## REQUIREMENT
Every entry is to be returned unchanged, and no picture is to be included.

MATERIAL SUPPLIED below:

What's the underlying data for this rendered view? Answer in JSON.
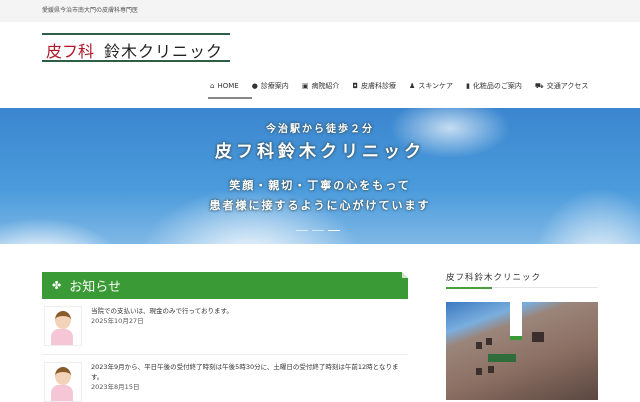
{
  "topbar": {
    "tagline": "愛媛県今治市南大門の皮膚科専門医"
  },
  "logo": {
    "red": "皮フ科",
    "black": "鈴木クリニック"
  },
  "nav": [
    {
      "label": "HOME",
      "icon": "home-icon",
      "glyph": "⌂"
    },
    {
      "label": "診療案内",
      "icon": "info-icon",
      "glyph": "●"
    },
    {
      "label": "病院紹介",
      "icon": "hospital-icon",
      "glyph": "▣"
    },
    {
      "label": "皮膚科診療",
      "icon": "chat-icon",
      "glyph": "◘"
    },
    {
      "label": "スキンケア",
      "icon": "user-icon",
      "glyph": "♟"
    },
    {
      "label": "化粧品のご案内",
      "icon": "bottle-icon",
      "glyph": "▮"
    },
    {
      "label": "交通アクセス",
      "icon": "car-icon",
      "glyph": "⛟"
    }
  ],
  "hero": {
    "line1": "今治駅から徒歩２分",
    "line2": "皮フ科鈴木クリニック",
    "line3": "笑顔・親切・丁寧の心をもって",
    "line4": "患者様に接するように心がけています"
  },
  "notices": {
    "title": "お知らせ",
    "items": [
      {
        "text": "当院での支払いは、現金のみで行っております。",
        "date": "2025年10月27日"
      },
      {
        "text": "2023年9月から、平日午後の受付終了時刻は午後5時30分に、土曜日の受付終了時刻は午前12時となります。",
        "date": "2023年8月15日"
      }
    ]
  },
  "sidebar": {
    "title": "皮フ科鈴木クリニック"
  }
}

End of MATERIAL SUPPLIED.

## WRITTEN REPLY
What's the underlying data for this rendered view? Answer in JSON.
{
  "topbar": {
    "tagline": "愛媛県今治市南大門の皮膚科専門医"
  },
  "logo": {
    "red": "皮フ科",
    "black": "鈴木クリニック"
  },
  "nav": [
    {
      "label": "HOME",
      "icon": "home-icon",
      "glyph": "⌂"
    },
    {
      "label": "診療案内",
      "icon": "info-icon",
      "glyph": "●"
    },
    {
      "label": "病院紹介",
      "icon": "hospital-icon",
      "glyph": "▣"
    },
    {
      "label": "皮膚科診療",
      "icon": "chat-icon",
      "glyph": "◘"
    },
    {
      "label": "スキンケア",
      "icon": "user-icon",
      "glyph": "♟"
    },
    {
      "label": "化粧品のご案内",
      "icon": "bottle-icon",
      "glyph": "▮"
    },
    {
      "label": "交通アクセス",
      "icon": "car-icon",
      "glyph": "⛟"
    }
  ],
  "hero": {
    "line1": "今治駅から徒歩２分",
    "line2": "皮フ科鈴木クリニック",
    "line3": "笑顔・親切・丁寧の心をもって",
    "line4": "患者様に接するように心がけています"
  },
  "notices": {
    "title": "お知らせ",
    "items": [
      {
        "text": "当院での支払いは、現金のみで行っております。",
        "date": "2025年10月27日"
      },
      {
        "text": "2023年9月から、平日午後の受付終了時刻は午後5時30分に、土曜日の受付終了時刻は午前12時となります。",
        "date": "2023年8月15日"
      }
    ]
  },
  "sidebar": {
    "title": "皮フ科鈴木クリニック"
  }
}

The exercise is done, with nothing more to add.